Emanuel, who supports sweeping health care reform, said the U.S. spends $6,000 per person per year on health care, an amount that is more than 16 percent of the nation's gross domestic product and more than any other country.

He also said Americans' average life expectancy of 78 ranks 45th in the world, behind Bosnia and Jordan. And the U.S. infant death rate is 6.37 per 1,000 live births, higher than that of most developed nations.

President Bush frequently has said Americans have the world's best health care system, but Emanuel stopped short of calling Bush clueless in his essay and during an interview with The Associated Press.

"I work for the federal government. You can't possibly get me to make that statement," Emanuel said in the interview.

Emanuel's proposal involves phasing out Medicaid, Medicare and employer-sponsored health insurance. Under his plan, all Americans would get a basic package of insurance, would choose their insurance carrier and could buy upgraded coverage. The program would be funded by a value-added tax of about 10 percent on businesses.

Democrats and Republicans alike have made the "world's best" claim. Democrat John Kerry did so when he ran for president in 2004, as did Republican Rudy Giuliani on the presidential campaign trail this year.

David Hogberg, senior policy analyst at the National Center for Public Policy Research, said a strong case can be made that the U.S. health care system is the best.

"It depends on what measures you use," Hogberg said. Life expectancy is influenced by many factors other than health care, he said, and nations measure infant death rates inconsistently. Other measures show the United States performing well, he said.

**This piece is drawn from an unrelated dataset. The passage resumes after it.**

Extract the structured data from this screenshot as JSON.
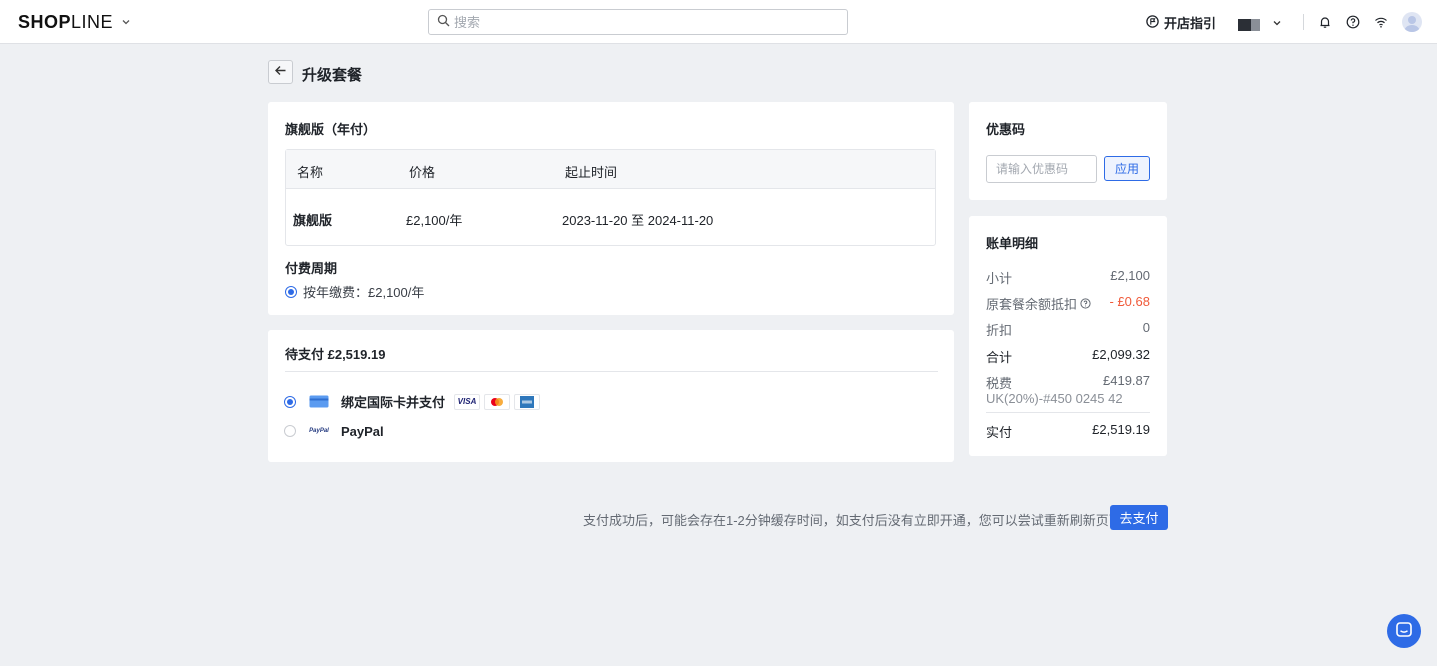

Related Content

Houston Methodist Hospital Enters Multi-Year Technology and Research Agreement With Siemens Healthineers
News | Imaging | August 17, 2017
Houston Methodist Hospital and Siemens Healthineers have entered into a multi-year agreement to bring cutting-edge...
Patient Complexity, Subspecialization Impact List Prices for Radiologists' Services
News | Business | August 15, 2017
A new study by the Harvey L. Neiman Health Policy Institute finds that patient condition complexity and...
Upcoming radiology conferences, meetings and events.
News | August 14, 2017
ITN maintains a comprehensive listing of radiology specialty meetings on its website at ...
ACR Establishes Education Committee for Patient- and Family-Centered Care
News | Patient Engagement | August 09, 2017
Members of the new Education Committee of the American College of Radiology (ACR) Commission on Patient- and Family-...
ACR Annual Conference on Quality and Safety Offers Strategies for Radiology Practices
News | Business | August 08, 2017
The American College of Radiology (ACR) Annual Conference on Quality and Safety, scheduled for Oct. 13-14 in Boston,...
Sponsored Content | Videos | Business | July 28, 2017
Angelic McDonald, MSRS, CRA, FAHRA, regional director of imaging, Baylor Scott & White Health and the president-e
Radiation dose tracking in medical imaging is helping increase patient safety by lower X-ray doses.
Feature | Radiation Dose Management | July 26, 2017 | Dave Fornell
Patient X-ray radiation exposure from medical imaging has been a hot topic in radiology the past few years and has pr
Radiologists Seek Greater Involvement in Patient Care
News | Patient Engagement | July 20, 2017
Despite time and workload constraints, radiologists are looking for ways to become more directly involved in the care...
ACR Updates Radiation Oncology and Medical Physics Guidance With ASTRO and AAPM
News | Radiation Dose Management | July 19, 2017
July 19, 2017 — The American College of Radiology (ACR) recently collaborated with professional medical societies to
Overlay Init